===== DATA EXTRACTS =====

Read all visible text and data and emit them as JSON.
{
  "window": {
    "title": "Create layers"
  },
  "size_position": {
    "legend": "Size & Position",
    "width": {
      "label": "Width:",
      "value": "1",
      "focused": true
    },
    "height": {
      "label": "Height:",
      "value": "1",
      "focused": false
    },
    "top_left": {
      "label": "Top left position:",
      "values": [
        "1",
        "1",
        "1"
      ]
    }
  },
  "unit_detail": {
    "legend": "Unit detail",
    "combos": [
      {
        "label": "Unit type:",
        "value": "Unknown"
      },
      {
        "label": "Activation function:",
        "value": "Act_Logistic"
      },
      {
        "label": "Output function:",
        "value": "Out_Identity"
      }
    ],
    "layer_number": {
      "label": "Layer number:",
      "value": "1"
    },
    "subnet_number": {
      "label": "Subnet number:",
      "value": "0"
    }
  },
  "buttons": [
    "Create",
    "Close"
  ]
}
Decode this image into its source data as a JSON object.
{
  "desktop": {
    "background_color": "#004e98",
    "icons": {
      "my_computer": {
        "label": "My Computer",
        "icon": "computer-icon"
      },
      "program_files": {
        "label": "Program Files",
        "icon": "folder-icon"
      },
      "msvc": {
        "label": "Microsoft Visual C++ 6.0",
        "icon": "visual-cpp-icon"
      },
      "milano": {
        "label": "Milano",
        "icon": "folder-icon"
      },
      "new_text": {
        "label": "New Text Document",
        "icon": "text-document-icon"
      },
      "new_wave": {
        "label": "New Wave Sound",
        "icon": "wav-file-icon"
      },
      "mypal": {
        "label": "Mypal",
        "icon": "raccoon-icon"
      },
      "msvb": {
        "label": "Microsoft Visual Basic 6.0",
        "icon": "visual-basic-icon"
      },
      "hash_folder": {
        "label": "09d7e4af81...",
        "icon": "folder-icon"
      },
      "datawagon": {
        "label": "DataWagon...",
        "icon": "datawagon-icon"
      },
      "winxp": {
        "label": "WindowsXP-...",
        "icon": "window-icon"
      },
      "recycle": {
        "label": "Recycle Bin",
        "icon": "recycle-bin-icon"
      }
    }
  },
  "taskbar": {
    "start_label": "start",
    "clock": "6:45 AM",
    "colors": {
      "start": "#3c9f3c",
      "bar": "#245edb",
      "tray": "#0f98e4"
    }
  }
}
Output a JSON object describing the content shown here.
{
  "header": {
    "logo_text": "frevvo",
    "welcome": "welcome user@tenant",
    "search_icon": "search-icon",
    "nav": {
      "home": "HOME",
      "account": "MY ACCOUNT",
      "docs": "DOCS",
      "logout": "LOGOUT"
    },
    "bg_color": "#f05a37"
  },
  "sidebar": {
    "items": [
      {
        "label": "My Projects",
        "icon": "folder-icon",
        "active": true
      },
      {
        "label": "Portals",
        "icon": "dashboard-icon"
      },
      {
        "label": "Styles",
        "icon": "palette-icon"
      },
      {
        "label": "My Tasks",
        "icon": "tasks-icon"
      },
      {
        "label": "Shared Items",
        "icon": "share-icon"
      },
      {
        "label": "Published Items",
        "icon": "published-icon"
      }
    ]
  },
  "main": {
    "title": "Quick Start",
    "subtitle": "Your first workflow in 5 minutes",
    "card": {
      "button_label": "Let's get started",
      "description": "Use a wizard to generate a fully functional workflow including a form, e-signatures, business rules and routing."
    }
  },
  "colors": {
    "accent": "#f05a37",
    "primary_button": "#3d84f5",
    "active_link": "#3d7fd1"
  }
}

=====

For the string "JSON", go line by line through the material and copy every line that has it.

Read all visible text and data and emit them as JSON.
Decode this image into its source data as a JSON object.
Output a JSON object describing the content shown here.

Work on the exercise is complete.